Software has become central to all companies, changing operations across organizations. IT teams sit right at the center of this transformation, dealing with a variety of pressures. Customers demand fast, flawless service, product teams need flexible support as they reduce their time to market, and management expects lower costs.
In response, many IT teams are switching to Agile approaches that value ease of use, collaboration, and knowledge-sharing over complex, inflexible workflows. Still, many IT teams fear that tearing down traditional ITSM processes may introduce unnecessary risk. With the right Agile approach though, teams can balance that risk with greater efficiency, enabling them to drive the business forward.
Here are four tips to build your lean, mean ITSM machine.
1. Increase visibility between dev and ops
When something goes wrong, it’s often best to start by asking “what changed?” — looking for new software releases that may have triggered an incident. Unfortunately, many legacy software systems aren’t equipped for visibility across the DevOps lifecycle.
Make sure you’re using software tools that connect IT and dev teams, so they can collaborate to fix incidents and confidently push changes. Service desk agents should be able to view changes and stay updated on bug-squashing progress. And, developers need the ability to see customers’ problems in real time and create permanent fixes.
2. ‘Shift left’ with self-service
‘Shifting left’ reduces costs by moving resolution closer to the customer. Introducing self-service functionality with a customer-facing portal and knowledge centric service desk is an investment that pays off through lower costs and higher user satisfaction.
According to Forrester Research, manned support can cost up to $12 per contact, while self-service solves problems at 10 cents or less. That’s 120 times more cost-effective. A study by Coleman Parkes for Amdocs showed that 91% of customers say they prefer self-service if it is available and tailored to their needs. Self-service isn’t a new concept. We see it in our everyday lives, from buying airline flights to using an ATM. We expect to be self-sufficient with IT tasks too. A self-service portal is the face of IT to an organization. Through it, customers gain easy access to submit and track requests and are able to keep up with notifications. Making your service desk knowledge-centric further accommodates self-service preferences and reduces your request volume, allowing IT teams to focus on things that really need their attention. If you don’t already have one, aggregate your knowledge into a single system. General questions, FAQs and how-to articles are all great sources of information that can be made available to your customer. For IT teams, providing access to service outage runbooks improves troubleshooting and incident management.
3. Use ChatOps for rapid response
Using modern, integrated communication tools can improve collaboration, reduce disruptive emails and phone calls, and decrease incident-response time. Here’s how IT teams can successfully use ChatOps:
- Kill the phone bridge and handle incident response with chat tools
- Create dedicated chat rooms for service beyond your ticketing system
- Add time-saving bots that handle repeat actions
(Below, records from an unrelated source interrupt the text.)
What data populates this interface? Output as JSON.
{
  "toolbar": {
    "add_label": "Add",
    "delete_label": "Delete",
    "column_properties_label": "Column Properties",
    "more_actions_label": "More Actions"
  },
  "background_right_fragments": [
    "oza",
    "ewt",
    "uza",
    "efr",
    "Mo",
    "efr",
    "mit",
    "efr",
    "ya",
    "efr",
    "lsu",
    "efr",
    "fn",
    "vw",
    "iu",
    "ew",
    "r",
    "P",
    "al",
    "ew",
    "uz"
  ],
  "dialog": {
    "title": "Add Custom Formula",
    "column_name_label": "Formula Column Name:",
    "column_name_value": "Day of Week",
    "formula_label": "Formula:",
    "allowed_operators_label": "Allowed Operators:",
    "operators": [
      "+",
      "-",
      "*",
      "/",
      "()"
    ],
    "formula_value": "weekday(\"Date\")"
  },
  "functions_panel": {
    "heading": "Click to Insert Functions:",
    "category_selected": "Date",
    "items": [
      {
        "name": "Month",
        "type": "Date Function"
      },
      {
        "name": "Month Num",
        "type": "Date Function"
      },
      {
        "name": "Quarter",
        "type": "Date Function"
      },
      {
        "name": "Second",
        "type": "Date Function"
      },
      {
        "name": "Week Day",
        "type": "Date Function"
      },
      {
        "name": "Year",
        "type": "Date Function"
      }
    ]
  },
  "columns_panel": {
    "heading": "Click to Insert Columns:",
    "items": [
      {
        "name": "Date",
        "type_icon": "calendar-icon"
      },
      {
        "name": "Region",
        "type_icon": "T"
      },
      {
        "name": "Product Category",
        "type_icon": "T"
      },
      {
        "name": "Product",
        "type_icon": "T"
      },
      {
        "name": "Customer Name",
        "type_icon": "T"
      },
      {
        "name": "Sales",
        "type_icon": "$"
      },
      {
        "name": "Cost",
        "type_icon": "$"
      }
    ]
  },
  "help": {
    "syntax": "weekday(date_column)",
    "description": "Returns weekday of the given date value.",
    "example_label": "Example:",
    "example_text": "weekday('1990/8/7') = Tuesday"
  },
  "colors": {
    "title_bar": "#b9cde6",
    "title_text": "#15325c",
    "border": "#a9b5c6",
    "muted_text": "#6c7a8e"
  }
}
- Get your IT and dev teams talking in the same system
4. Adopt a formal Post Incident Review (PIR) process
Some IT teams consider their job complete once normal service is restored and an incident is marked resolved. This is often the fault of legacy ITSM tools. A few fields to capture resolution data won’t carry the learning forward.
Valuable lessons can be found in incidents. We’ve found that highly effective teams implement a formal PIR process. Some of these teams’ best practices include:
- Establish a culture where the goal isn’t assigning blame, but understanding all contributing causes
- Create a repeatable PIR process that is simple to follow and encourages collaboration
- Link all related items created from the PIR to the original incident to improve visibility
- Develop internal troubleshooting knowledge-base documents for future reference
- Implement preventative actions that reduce the likelihood of incident recurrence
- Post and share the PIR results and overall progress via blogs, reporting and dashboards
Following these practices and adopting a lean approach to ITSM offers many benefits — faster support, better team coordination and continuous improvement. Agile IT teams are more adaptable to changing needs and can improvise when faced with obstacles. Rather than just resolving requests and delivering on SLAs, these teams can better adapt to business needs. Consequently, they can streamline their day-to-day work and focus on driving technological improvements across the company, from sales and marketing, to new digital services that ensure customer success.